Hopkins is more than an actor, being also an accomplished painter, and now he is flexing his muscles as a composer: his disc Anthony Hopkins — Composer will be released mid-January.
The Times’ Emma Pomfret talked to him; here is a selection from their conversation:
Actor, director, painter … now musician. How did you start composing?
I play the piano most days if I’m at home [in Los Angeles]. I’ve got a nice Bösendorfer. I play Chopin and some complicated Bach, not to impress anyone but to keep the co-ordination of my hands and my brain as I’m getting older. I’ve become very adept at improvising — that’s how I compose.
How do you flesh out the melodies for orchestra?
When I’m writing on the piano I hear the instruments. I go to the studio of my friend Stephen Barton [a soundtrack composer] once or twice a week and he has a keyboard with all the orchestral instruments. I sit down and put together tracks of how I want it to sound.
You like composers from Vaughan Williams to Charles Ives . . . what characterises your own music?
I always write in F sharp minor — a melancholy key. I love woodwind, French horn and cello.
Did you hear classical music or go to concerts as a child?
I remember going to Cardiff in 1955 to hear a great Hollywood pianist, José Iturbi, but there was nothing really in Wales.
So piano lessons were your big musical introduction?
Yes, I learnt the piano from 6. My father also bought me some encyclopaedias and in one there was a drawing of Beethoven sitting with his hands over his ears — he was losing his hearing. I was so impressed by him going deaf and still composing, that in my pathetic way I tried to write music.
Is the reward comparable with acting?
When I heard the orchestra I did think, my God, this is my music!
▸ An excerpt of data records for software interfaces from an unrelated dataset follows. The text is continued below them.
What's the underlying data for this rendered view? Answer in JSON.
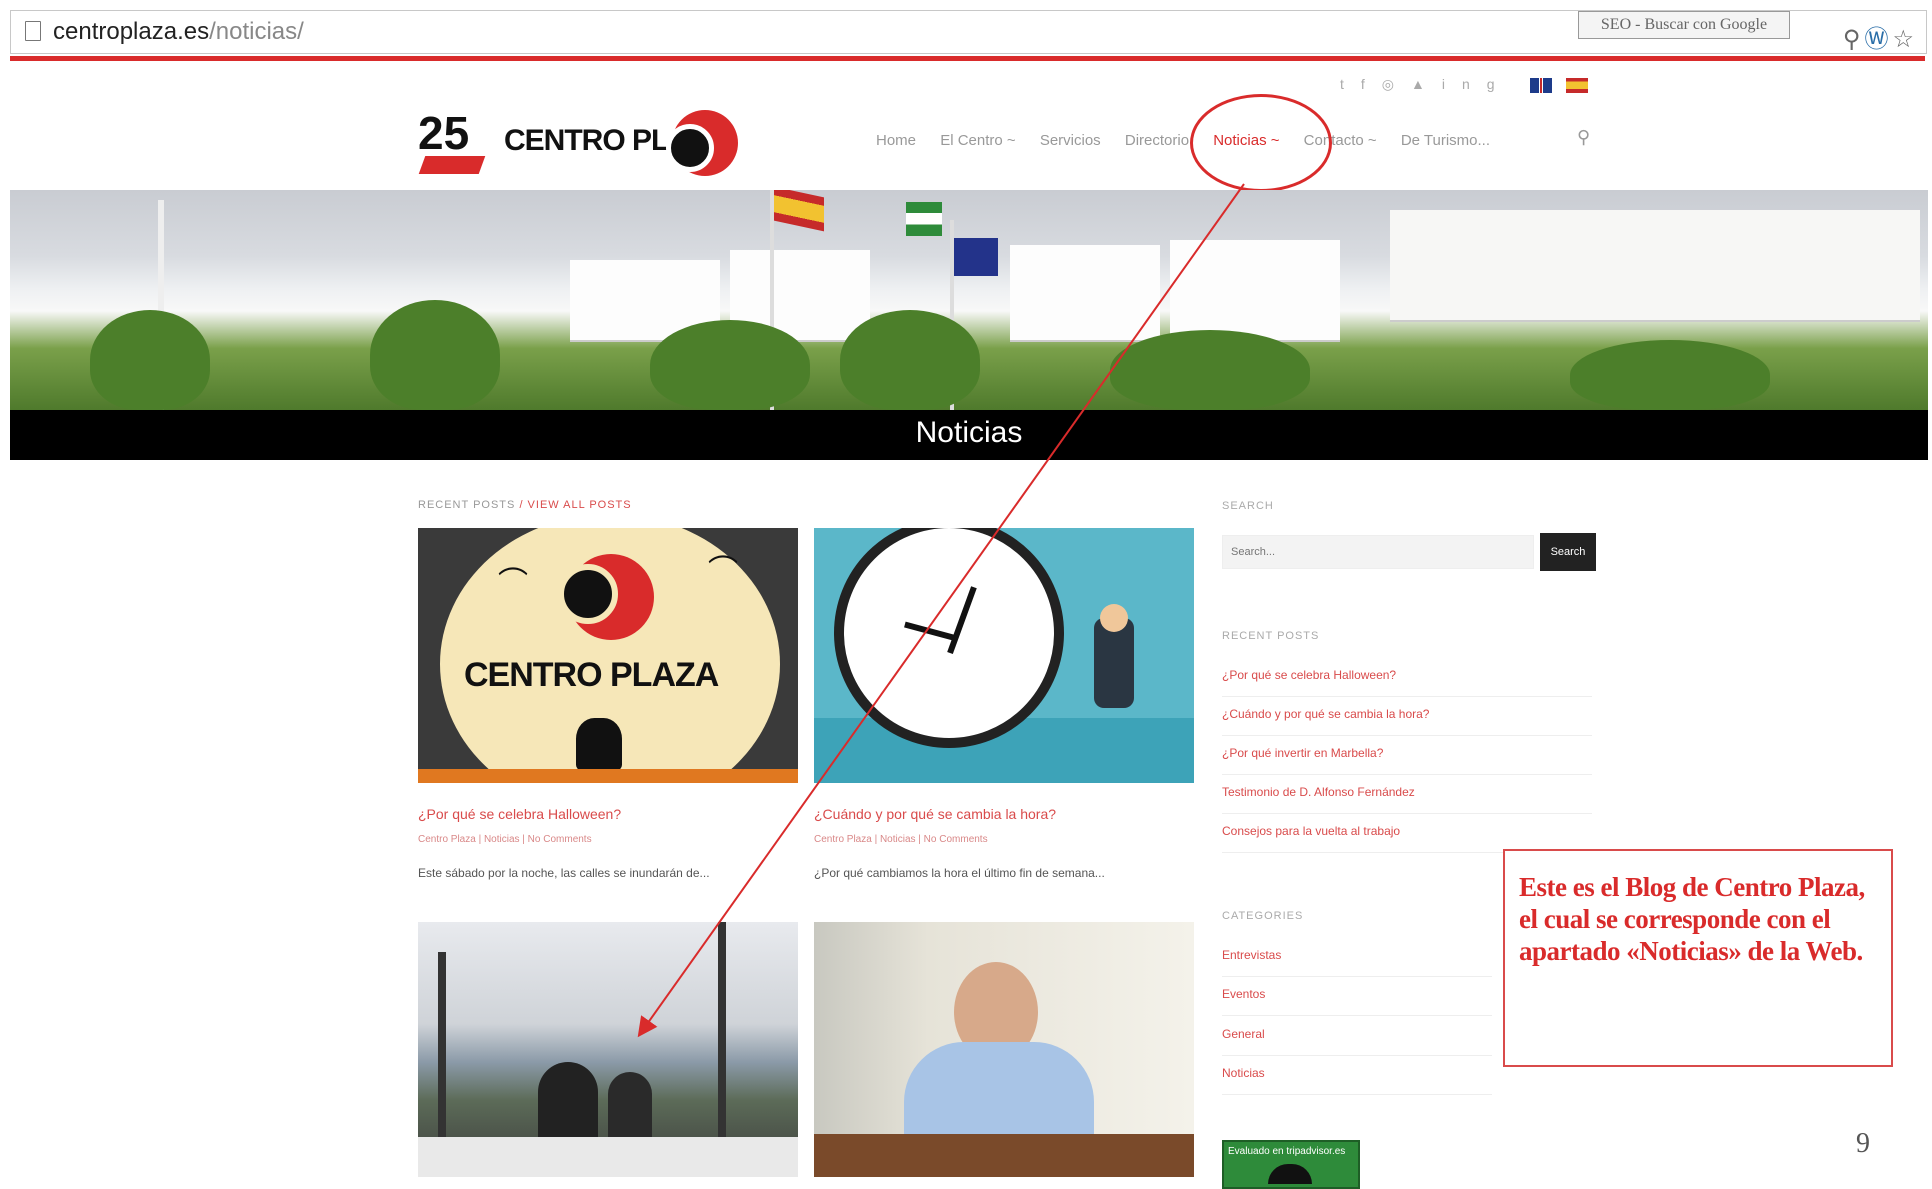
{
  "browser": {
    "url_host": "centroplaza.es",
    "url_path": "/noticias/",
    "search_tab": "SEO - Buscar con Google"
  },
  "header": {
    "logo_number": "25",
    "logo_brand": "CENTRO PLAZA",
    "nav": [
      "Home",
      "El Centro ~",
      "Servicios",
      "Directorio",
      "Noticias ~",
      "Contacto ~",
      "De Turismo..."
    ],
    "active_nav_index": 4
  },
  "page_title": "Noticias",
  "recent_posts": {
    "label": "RECENT POSTS",
    "view_all": "/ VIEW ALL POSTS"
  },
  "posts": [
    {
      "title": "¿Por qué se celebra Halloween?",
      "meta": "Centro Plaza | Noticias | No Comments",
      "excerpt": "Este sábado por la noche, las calles se inundarán de..."
    },
    {
      "title": "¿Cuándo y por qué se cambia la hora?",
      "meta": "Centro Plaza | Noticias | No Comments",
      "excerpt": "¿Por qué cambiamos la hora el último fin de semana..."
    }
  ],
  "thumb_logo_text": "CENTRO PLAZA",
  "sidebar": {
    "search_heading": "SEARCH",
    "search_placeholder": "Search...",
    "search_button": "Search",
    "recent_heading": "RECENT POSTS",
    "recent_links": [
      "¿Por qué se celebra Halloween?",
      "¿Cuándo y por qué se cambia la hora?",
      "¿Por qué invertir en Marbella?",
      "Testimonio de D. Alfonso Fernández",
      "Consejos para la vuelta al trabajo"
    ],
    "categories_heading": "CATEGORIES",
    "categories": [
      "Entrevistas",
      "Eventos",
      "General",
      "Noticias"
    ],
    "tripadvisor": "Evaluado en tripadvisor.es"
  },
  "annotation": {
    "text": "Este es el Blog de Centro Plaza, el cual se corresponde con el apartado «Noticias» de la Web."
  },
  "page_number": "9",
  "colors": {
    "accent": "#d92b2b",
    "link": "#d94b4b",
    "titlebar": "#000000"
  }
}
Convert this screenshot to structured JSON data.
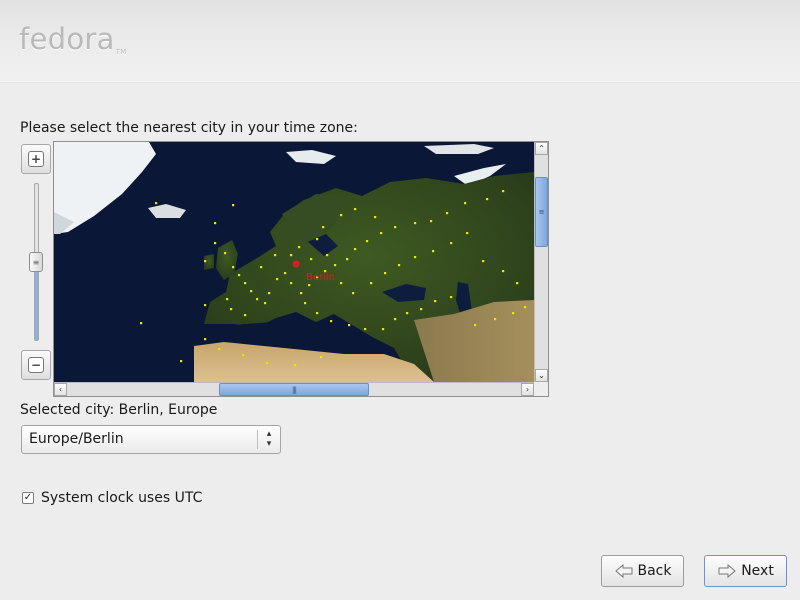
{
  "header": {
    "logo_text": "fedora",
    "logo_mark": "TM"
  },
  "prompt": "Please select the nearest city in your time zone:",
  "map": {
    "selected_marker_label": "Berlin",
    "zoom": {
      "in_icon": "zoom-in-icon",
      "out_icon": "zoom-out-icon",
      "level_fraction": 0.5
    },
    "scroll": {
      "vertical_fraction": 0.15,
      "horizontal_fraction": 0.5
    }
  },
  "selected_city_text": "Selected city: Berlin, Europe",
  "timezone_select": {
    "value": "Europe/Berlin"
  },
  "utc_checkbox": {
    "label": "System clock uses UTC",
    "checked": true
  },
  "buttons": {
    "back": "Back",
    "next": "Next"
  },
  "colors": {
    "accent": "#7ea6dc",
    "marker": "#e8e800",
    "selected_marker": "#d42020",
    "ocean": "#0b1736"
  }
}
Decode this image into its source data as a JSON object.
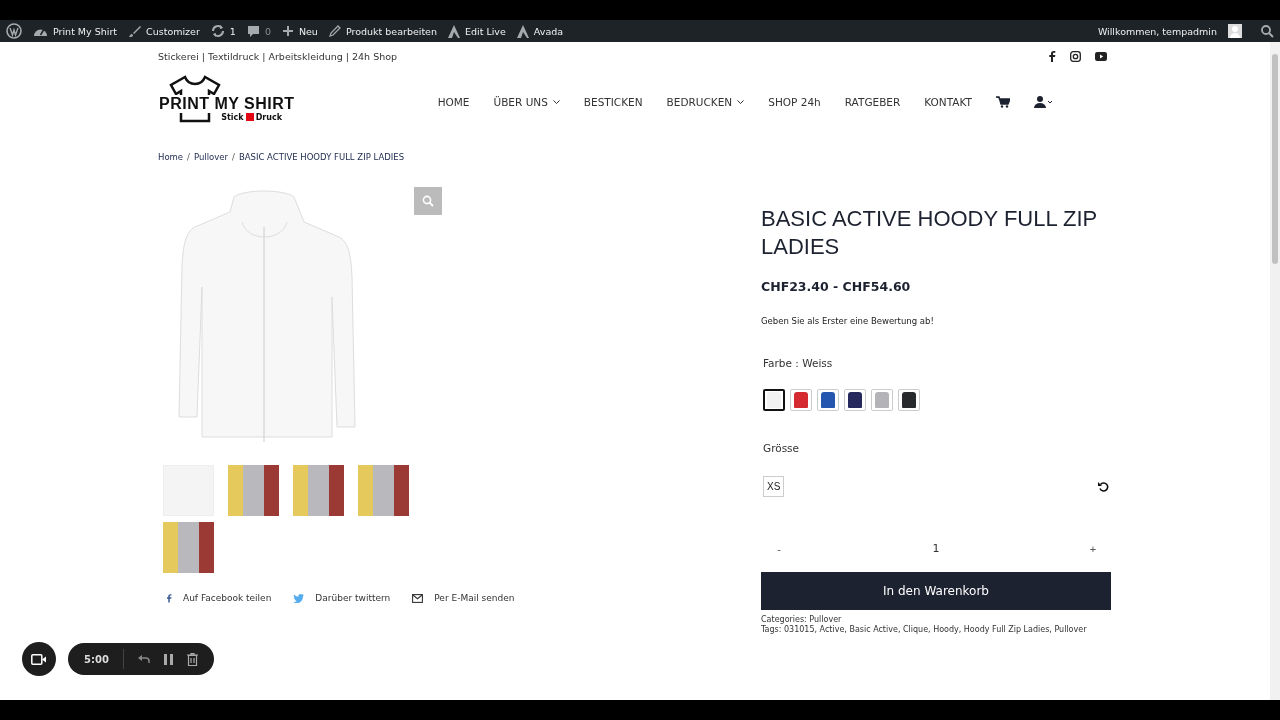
{
  "admin_bar": {
    "items": [
      {
        "kind": "wp"
      },
      {
        "kind": "dashboard",
        "label": "Print My Shirt"
      },
      {
        "kind": "brush",
        "label": "Customizer"
      },
      {
        "kind": "update",
        "label": "1"
      },
      {
        "kind": "comment",
        "label": "0"
      },
      {
        "kind": "plus",
        "label": "Neu"
      },
      {
        "kind": "pencil",
        "label": "Produkt bearbeiten"
      },
      {
        "kind": "avada",
        "label": "Edit Live"
      },
      {
        "kind": "avada",
        "label": "Avada"
      }
    ],
    "greeting": "Willkommen, tempadmin"
  },
  "top_line": "Stickerei | Textildruck | Arbeitskleidung | 24h Shop",
  "logo": {
    "title": "PRINT MY SHIRT",
    "subtitle_left": "Stick",
    "subtitle_right": "Druck"
  },
  "nav": [
    {
      "label": "HOME",
      "dropdown": false
    },
    {
      "label": "ÜBER UNS",
      "dropdown": true
    },
    {
      "label": "BESTICKEN",
      "dropdown": false
    },
    {
      "label": "BEDRUCKEN",
      "dropdown": true
    },
    {
      "label": "SHOP 24h",
      "dropdown": false
    },
    {
      "label": "RATGEBER",
      "dropdown": false
    },
    {
      "label": "KONTAKT",
      "dropdown": false
    }
  ],
  "breadcrumb": {
    "separator": "/",
    "items": [
      "Home",
      "Pullover",
      "BASIC ACTIVE HOODY FULL ZIP LADIES"
    ]
  },
  "product": {
    "title": "BASIC ACTIVE HOODY FULL ZIP LADIES",
    "price": "CHF23.40 - CHF54.60",
    "review_prompt": "Geben Sie als Erster eine Bewertung ab!",
    "color_label": "Farbe : Weiss",
    "swatches": [
      {
        "color": "#f2f2f2",
        "selected": true
      },
      {
        "color": "#d42a30",
        "selected": false
      },
      {
        "color": "#2456b0",
        "selected": false
      },
      {
        "color": "#26295e",
        "selected": false
      },
      {
        "color": "#b4b4b8",
        "selected": false
      },
      {
        "color": "#27292c",
        "selected": false
      }
    ],
    "size_label": "Grösse",
    "sizes": [
      {
        "label": "XS",
        "selected": false
      }
    ],
    "minus": "-",
    "quantity": "1",
    "plus": "+",
    "cart_button": "In den Warenkorb",
    "categories": "Categories: Pullover",
    "tags": "Tags: 031015, Active, Basic Active, Clique, Hoody, Hoody Full Zip Ladies, Pullover"
  },
  "thumbnails": [
    {
      "kind": "product"
    },
    {
      "kind": "photo"
    },
    {
      "kind": "photo"
    },
    {
      "kind": "photo"
    },
    {
      "kind": "photo"
    }
  ],
  "share": [
    {
      "kind": "facebook",
      "label": "Auf Facebook teilen"
    },
    {
      "kind": "twitter",
      "label": "Darüber twittern"
    },
    {
      "kind": "email",
      "label": "Per E-Mail senden"
    }
  ],
  "recorder": {
    "time": "5:00"
  }
}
It takes your breath away … Let’s say I’m pleasantly moved.
via The Times
This content is blocked. Accept cookies to view the content.